▶ [WORK TO BE COMPLETED] Copy all entries exactly, and wherever an entry holds a picture, leave that picture out.

▶ [DATA FOR THIS EXERCISE]
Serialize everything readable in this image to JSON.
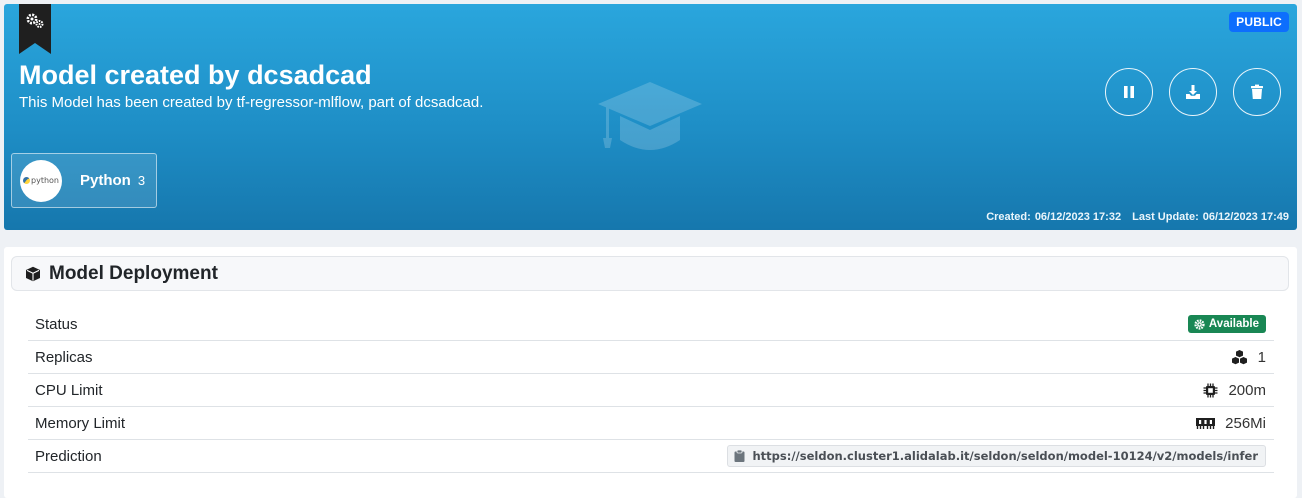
{
  "header": {
    "visibility_badge": "PUBLIC",
    "title": "Model created by dcsadcad",
    "subtitle": "This Model has been created by tf-regressor-mlflow, part of dcsadcad.",
    "actions": [
      {
        "name": "pause",
        "icon": "pause-icon"
      },
      {
        "name": "download",
        "icon": "download-icon"
      },
      {
        "name": "delete",
        "icon": "trash-icon"
      }
    ],
    "technology": {
      "logo_text": "python",
      "name": "Python",
      "version": "3"
    },
    "created_label": "Created:",
    "created_value": "06/12/2023 17:32",
    "updated_label": "Last Update:",
    "updated_value": "06/12/2023 17:49",
    "colors": {
      "gradient_top": "#2aa6dd",
      "gradient_bottom": "#1677ad",
      "badge": "#0d6efd"
    }
  },
  "deployment": {
    "title": "Model Deployment",
    "rows": [
      {
        "label": "Status",
        "value": "Available",
        "icon": "gear-icon"
      },
      {
        "label": "Replicas",
        "value": "1",
        "icon": "cubes-icon"
      },
      {
        "label": "CPU Limit",
        "value": "200m",
        "icon": "microchip-icon"
      },
      {
        "label": "Memory Limit",
        "value": "256Mi",
        "icon": "memory-icon"
      },
      {
        "label": "Prediction",
        "value": "https://seldon.cluster1.alidalab.it/seldon/seldon/model-10124/v2/models/infer",
        "icon": "clipboard-icon"
      }
    ],
    "colors": {
      "status_available": "#198754"
    }
  }
}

▶ [RESULT OF THIS EXERCISE]
Serialize everything readable in this image to JSON.
{
  "header": {
    "visibility_badge": "PUBLIC",
    "title": "Model created by dcsadcad",
    "subtitle": "This Model has been created by tf-regressor-mlflow, part of dcsadcad.",
    "actions": [
      {
        "name": "pause",
        "icon": "pause-icon"
      },
      {
        "name": "download",
        "icon": "download-icon"
      },
      {
        "name": "delete",
        "icon": "trash-icon"
      }
    ],
    "technology": {
      "logo_text": "python",
      "name": "Python",
      "version": "3"
    },
    "created_label": "Created:",
    "created_value": "06/12/2023 17:32",
    "updated_label": "Last Update:",
    "updated_value": "06/12/2023 17:49",
    "colors": {
      "gradient_top": "#2aa6dd",
      "gradient_bottom": "#1677ad",
      "badge": "#0d6efd"
    }
  },
  "deployment": {
    "title": "Model Deployment",
    "rows": [
      {
        "label": "Status",
        "value": "Available",
        "icon": "gear-icon"
      },
      {
        "label": "Replicas",
        "value": "1",
        "icon": "cubes-icon"
      },
      {
        "label": "CPU Limit",
        "value": "200m",
        "icon": "microchip-icon"
      },
      {
        "label": "Memory Limit",
        "value": "256Mi",
        "icon": "memory-icon"
      },
      {
        "label": "Prediction",
        "value": "https://seldon.cluster1.alidalab.it/seldon/seldon/model-10124/v2/models/infer",
        "icon": "clipboard-icon"
      }
    ],
    "colors": {
      "status_available": "#198754"
    }
  }
}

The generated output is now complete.